» **Component data from apps and pages**:
-.-.-

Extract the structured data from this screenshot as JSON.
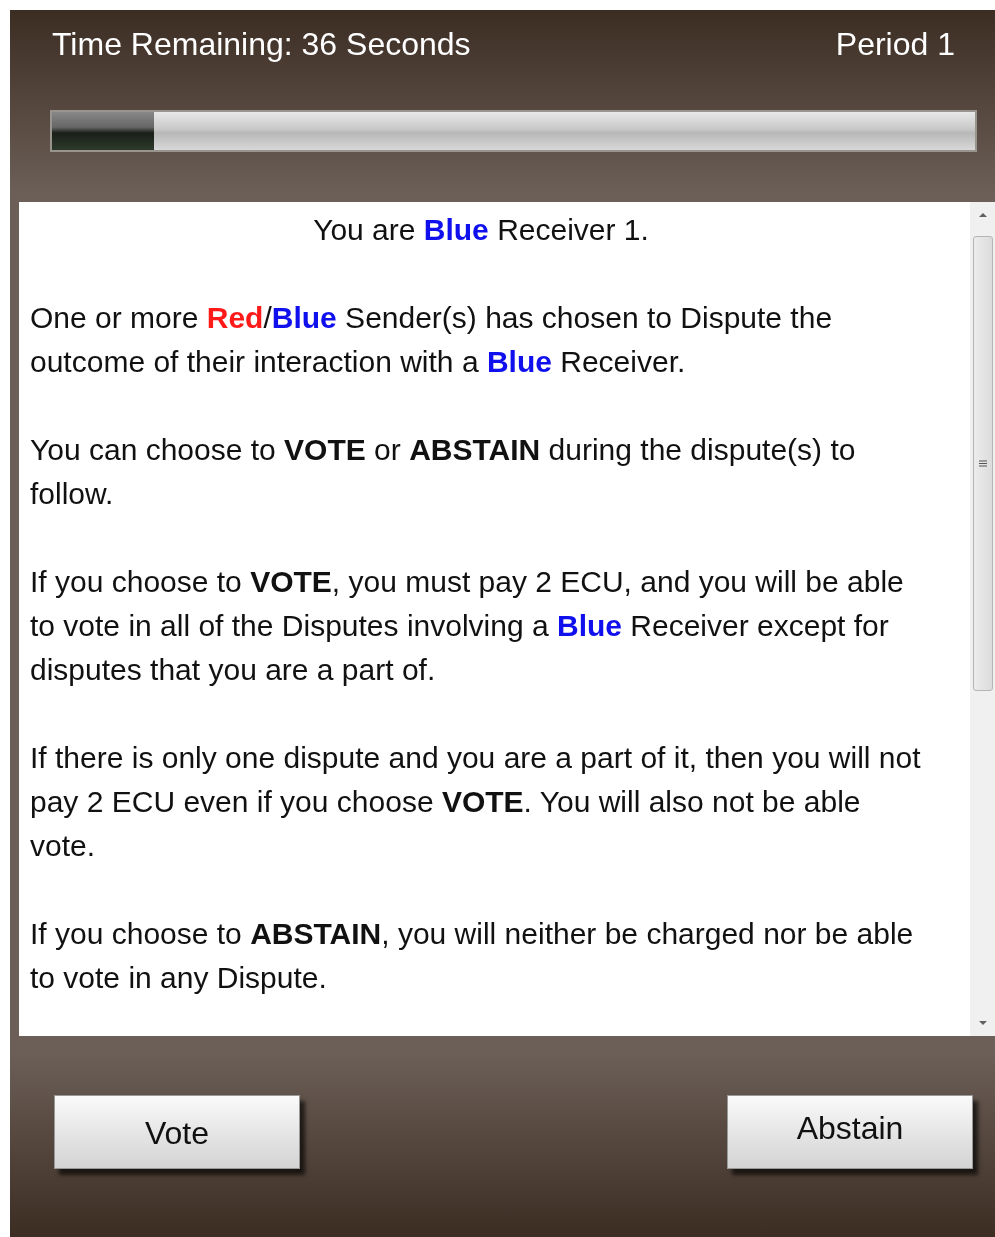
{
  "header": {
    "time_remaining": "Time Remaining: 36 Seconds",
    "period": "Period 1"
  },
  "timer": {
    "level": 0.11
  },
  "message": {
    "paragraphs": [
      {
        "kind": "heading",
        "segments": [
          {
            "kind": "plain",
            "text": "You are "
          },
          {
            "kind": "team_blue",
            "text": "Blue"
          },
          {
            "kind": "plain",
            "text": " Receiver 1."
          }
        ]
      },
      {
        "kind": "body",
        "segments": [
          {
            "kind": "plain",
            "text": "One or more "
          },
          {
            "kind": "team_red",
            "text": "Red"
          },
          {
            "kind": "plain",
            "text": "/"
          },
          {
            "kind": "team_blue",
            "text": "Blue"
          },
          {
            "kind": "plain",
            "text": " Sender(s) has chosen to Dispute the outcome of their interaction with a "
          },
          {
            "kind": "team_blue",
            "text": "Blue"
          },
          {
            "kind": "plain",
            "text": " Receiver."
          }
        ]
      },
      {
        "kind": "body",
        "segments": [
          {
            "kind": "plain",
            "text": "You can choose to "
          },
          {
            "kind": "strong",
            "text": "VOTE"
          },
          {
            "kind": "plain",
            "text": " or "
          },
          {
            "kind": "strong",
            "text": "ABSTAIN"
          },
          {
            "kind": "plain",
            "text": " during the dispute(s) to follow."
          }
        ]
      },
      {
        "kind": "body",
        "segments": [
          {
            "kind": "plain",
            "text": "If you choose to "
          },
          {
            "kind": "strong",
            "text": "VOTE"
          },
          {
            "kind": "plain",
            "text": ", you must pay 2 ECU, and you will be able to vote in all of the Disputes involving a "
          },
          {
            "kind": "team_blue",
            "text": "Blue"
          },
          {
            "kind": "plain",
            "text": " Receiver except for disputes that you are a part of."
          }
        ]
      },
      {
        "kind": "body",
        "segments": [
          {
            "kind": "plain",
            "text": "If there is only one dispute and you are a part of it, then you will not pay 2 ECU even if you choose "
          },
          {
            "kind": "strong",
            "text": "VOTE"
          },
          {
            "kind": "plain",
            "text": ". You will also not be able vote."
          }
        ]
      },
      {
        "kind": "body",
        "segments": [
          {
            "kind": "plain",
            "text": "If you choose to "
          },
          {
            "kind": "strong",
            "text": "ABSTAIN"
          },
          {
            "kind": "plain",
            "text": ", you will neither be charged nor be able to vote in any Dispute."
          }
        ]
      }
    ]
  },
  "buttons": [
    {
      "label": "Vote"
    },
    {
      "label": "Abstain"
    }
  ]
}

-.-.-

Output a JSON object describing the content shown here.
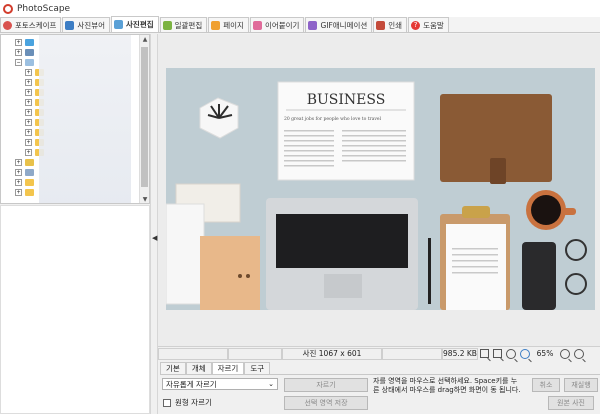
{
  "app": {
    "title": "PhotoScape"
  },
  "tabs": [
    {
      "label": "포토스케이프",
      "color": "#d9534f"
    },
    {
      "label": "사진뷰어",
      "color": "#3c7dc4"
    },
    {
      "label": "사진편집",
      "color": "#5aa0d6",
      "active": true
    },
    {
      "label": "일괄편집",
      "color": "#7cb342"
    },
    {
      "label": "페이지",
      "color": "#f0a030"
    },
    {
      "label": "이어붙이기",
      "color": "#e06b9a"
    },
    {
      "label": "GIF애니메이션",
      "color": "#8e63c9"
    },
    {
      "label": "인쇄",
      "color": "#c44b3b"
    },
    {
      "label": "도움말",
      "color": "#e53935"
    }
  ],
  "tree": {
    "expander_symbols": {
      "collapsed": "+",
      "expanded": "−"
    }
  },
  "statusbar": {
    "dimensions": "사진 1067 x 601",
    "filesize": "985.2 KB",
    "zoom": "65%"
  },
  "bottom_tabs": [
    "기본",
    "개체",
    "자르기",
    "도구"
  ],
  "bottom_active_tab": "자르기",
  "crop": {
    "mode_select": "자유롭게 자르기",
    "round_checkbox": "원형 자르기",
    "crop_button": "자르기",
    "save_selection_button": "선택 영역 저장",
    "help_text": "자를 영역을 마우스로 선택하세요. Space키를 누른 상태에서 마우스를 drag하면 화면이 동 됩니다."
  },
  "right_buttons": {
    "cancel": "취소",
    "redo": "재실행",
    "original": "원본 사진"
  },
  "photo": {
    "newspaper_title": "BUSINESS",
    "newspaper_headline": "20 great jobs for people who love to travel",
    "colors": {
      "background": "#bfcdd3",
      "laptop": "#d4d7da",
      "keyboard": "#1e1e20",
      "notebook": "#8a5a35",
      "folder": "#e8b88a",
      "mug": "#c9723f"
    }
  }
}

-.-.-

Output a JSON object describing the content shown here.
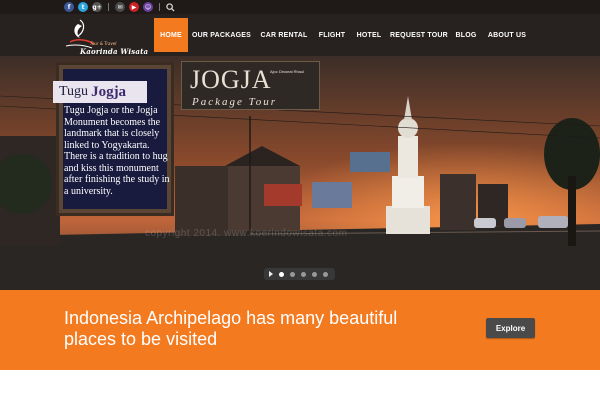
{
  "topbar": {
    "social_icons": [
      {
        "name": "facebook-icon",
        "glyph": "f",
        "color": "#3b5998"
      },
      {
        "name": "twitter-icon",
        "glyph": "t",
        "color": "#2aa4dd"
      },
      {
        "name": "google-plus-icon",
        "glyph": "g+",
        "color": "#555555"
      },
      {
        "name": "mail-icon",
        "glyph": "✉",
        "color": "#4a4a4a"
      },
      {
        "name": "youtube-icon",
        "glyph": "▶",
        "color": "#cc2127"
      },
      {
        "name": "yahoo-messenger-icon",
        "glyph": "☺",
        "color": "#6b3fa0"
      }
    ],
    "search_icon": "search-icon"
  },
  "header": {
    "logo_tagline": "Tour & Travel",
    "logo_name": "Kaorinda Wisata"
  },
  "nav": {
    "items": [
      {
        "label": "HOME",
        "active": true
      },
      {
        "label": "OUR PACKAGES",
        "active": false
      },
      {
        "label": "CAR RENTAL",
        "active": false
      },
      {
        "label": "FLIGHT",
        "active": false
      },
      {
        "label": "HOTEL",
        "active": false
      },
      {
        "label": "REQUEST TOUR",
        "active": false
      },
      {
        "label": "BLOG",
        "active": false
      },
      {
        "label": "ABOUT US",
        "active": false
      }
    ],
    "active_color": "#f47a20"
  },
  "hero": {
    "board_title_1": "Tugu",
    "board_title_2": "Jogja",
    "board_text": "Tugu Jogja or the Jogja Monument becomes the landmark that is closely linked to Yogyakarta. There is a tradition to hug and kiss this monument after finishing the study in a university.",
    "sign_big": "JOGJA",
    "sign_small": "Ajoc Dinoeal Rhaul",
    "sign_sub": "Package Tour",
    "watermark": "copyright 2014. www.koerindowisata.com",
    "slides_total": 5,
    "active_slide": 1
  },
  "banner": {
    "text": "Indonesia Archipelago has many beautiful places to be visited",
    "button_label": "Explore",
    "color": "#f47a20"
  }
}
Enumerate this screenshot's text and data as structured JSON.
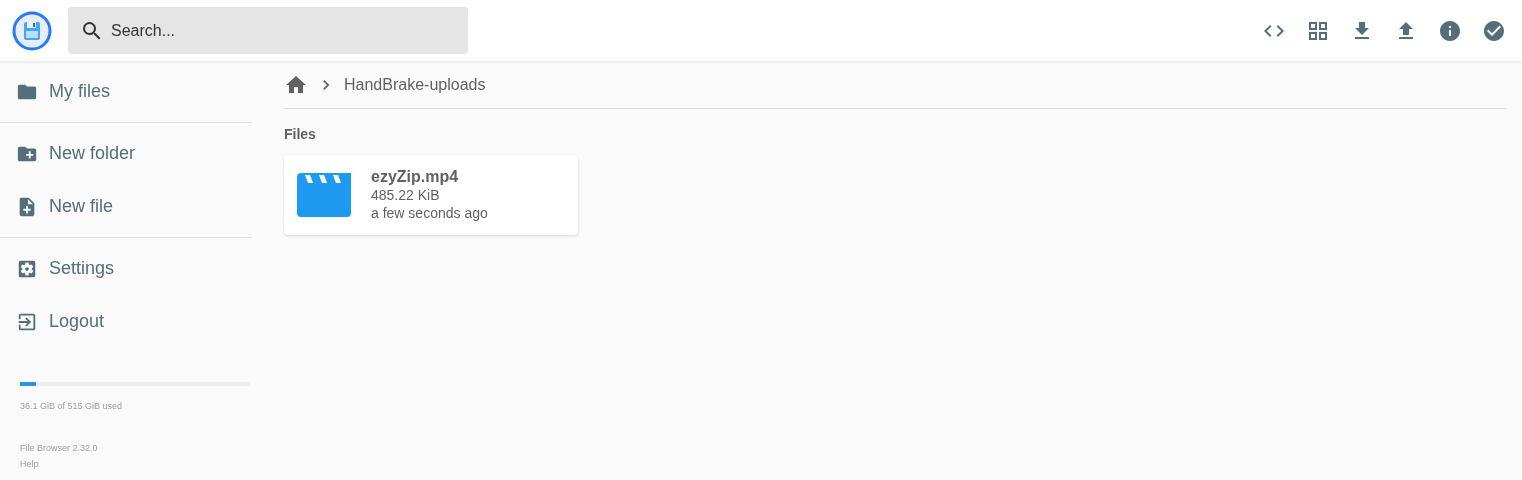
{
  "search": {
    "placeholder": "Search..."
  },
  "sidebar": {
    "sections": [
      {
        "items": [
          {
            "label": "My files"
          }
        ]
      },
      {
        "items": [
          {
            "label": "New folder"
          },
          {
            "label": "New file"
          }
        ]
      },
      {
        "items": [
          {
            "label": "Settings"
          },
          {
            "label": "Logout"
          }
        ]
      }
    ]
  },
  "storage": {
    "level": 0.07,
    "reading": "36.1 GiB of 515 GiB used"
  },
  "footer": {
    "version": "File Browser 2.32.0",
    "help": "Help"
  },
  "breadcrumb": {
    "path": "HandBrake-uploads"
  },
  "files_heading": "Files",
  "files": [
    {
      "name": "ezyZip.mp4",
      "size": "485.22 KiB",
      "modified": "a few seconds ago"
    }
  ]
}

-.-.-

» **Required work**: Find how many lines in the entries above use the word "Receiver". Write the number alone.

» **Answer**: 3